• Does the critic know a great deal about the subject?
• Are the critic’s standards known and reasonable?
• Is the criticism really about me (or is the person having a bad day)?
• How important is it for me to respond to the criticism (i.e. what are the consequences of rejecting the feedback)?
For example, if your buddy regularly tells you that he doesn’t like minivans, yet you have a big family, feel free to “reject” his advice. However, if your boss regularly tells you that she doesn’t appreciate tardiness to meetings, you’ll need to carefully consider these questions before rejecting that feedback. Either way, having “permission” to reject advice also carries with it the responsibility to do something with the feedback that is accepted
“Do I hear the same criticism from more than one person?” Right on man! Frankly, if I deal with the stuff I hear more than once, I’ll have plenty to deal with.
Your comments adds value to the LF community.
Best to you,
Guilty of always rejecting advice… from most people.
This post made me reassess my behaviour.
Thanks Mr. Rockwell
It looks like you caught the message that it’s good to listen to advice even if those giving it may not be “worthy.”

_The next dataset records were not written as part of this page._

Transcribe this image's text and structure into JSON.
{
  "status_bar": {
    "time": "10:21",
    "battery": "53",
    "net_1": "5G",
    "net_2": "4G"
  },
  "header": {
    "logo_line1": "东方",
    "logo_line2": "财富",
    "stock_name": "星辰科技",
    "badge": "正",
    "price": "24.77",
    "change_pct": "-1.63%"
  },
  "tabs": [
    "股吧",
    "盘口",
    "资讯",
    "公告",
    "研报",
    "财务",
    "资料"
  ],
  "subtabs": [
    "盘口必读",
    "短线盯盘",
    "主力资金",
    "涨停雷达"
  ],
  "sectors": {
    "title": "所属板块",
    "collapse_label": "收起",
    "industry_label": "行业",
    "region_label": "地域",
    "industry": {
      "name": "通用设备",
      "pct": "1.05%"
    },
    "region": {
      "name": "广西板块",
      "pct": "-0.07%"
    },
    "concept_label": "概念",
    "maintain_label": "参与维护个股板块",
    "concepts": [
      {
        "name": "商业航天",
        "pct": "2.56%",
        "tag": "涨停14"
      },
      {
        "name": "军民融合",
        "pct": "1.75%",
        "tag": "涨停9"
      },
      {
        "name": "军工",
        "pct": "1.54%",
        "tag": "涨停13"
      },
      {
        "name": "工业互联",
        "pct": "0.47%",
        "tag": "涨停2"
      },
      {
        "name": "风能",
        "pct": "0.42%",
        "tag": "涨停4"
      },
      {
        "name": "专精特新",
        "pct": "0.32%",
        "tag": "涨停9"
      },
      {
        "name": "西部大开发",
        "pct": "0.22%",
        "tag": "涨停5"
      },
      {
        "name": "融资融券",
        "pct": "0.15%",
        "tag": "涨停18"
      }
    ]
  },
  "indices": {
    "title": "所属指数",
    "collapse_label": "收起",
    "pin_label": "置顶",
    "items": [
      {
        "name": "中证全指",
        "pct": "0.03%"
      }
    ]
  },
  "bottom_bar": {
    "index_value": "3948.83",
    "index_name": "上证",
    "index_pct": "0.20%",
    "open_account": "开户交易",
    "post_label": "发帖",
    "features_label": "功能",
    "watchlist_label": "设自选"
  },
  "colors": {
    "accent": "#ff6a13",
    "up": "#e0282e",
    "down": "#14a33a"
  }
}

Richard’s comment below adds even more clarity.
Best to you,
enjoying this one – both your post and the feedback, and that you think you got it ‘wrong’. Like many i have ignored more than I’ve listened to. My fathers great parental advice was “don’t come home with a pregnant girl or a Volkswagen” (actually it just occurred to me my Volkswagen was written off in an accident the day I found my partner was pregnant – but I was 46 years old then!).
I feel the key thing here is that take advice or not, you accept responsibility – as Crystal has and learned from the process.
Perhaps the key to your process isn’t that you listen or not, nor whether you heed advice (as often it is ill advised) but that you learn from the decision you make,
and I assure you I’ve had plenty of learnings!
Well said my friend. Listening to advice doesn’t mean doing everything others tell us to do. We should listen, evaluate based on the message, and then “take responsibility.”
Love you father’s advice. Looks like you listened, took responsibility and ignored it. 😉
It’s always a pleasure,
Pingback: What I said … What I meant « Leadership Freak
Following up on the threads offered by Trishamme and Bob’s , over a decade ago I personally and professionally stopped offering “advise”. Intially just changeing the word advise to “counsel” had immediate, surprising, and diverse effects on my communication with other individuals and groups. Eventually I learned to better understand where I actually “figured into” what was often simply an observation, not a cry for asistance or insight into the deeepest questions of man/woman kind
Like Trishamme after making clear that advise was not on offer from me but that I would offer counsel if other (s) wished, I realized that by intiated the exchange of ideas experience or hard won lessons with a question made all that followed more a conversation in which there was substantial give and take. This was of benefit to myslef by enlarging my view of any topic, and usualy mutaly benefitial as my counsel was viewed in light of my query and often different perspective (s)
Bob’s comment brought to the forefront another currently under utilized skill set that was once a large part of my active conciousness when I am just in the vicintity or the object of solicited or even unsolicited requests for advice. The intiator is actually looking for feedback not direction, insiight , or tablets writ large by the hand of God. Not an original dictum but a good one Seek first to Understand then to be Understood.
Your insight and wisdom refreshes and inspires me. Initiating a conversation is a wonderful way to describe an offer of counsel. Thinking back, I’m afraid there have been too many monologues and not enough conversations in my “counsel” giving.
Well said my friend,
Doc is a valued component of the Leadership Freak community. He regularly shares his experiences, insights, and wisdom. I’m delighted he continues to contribute.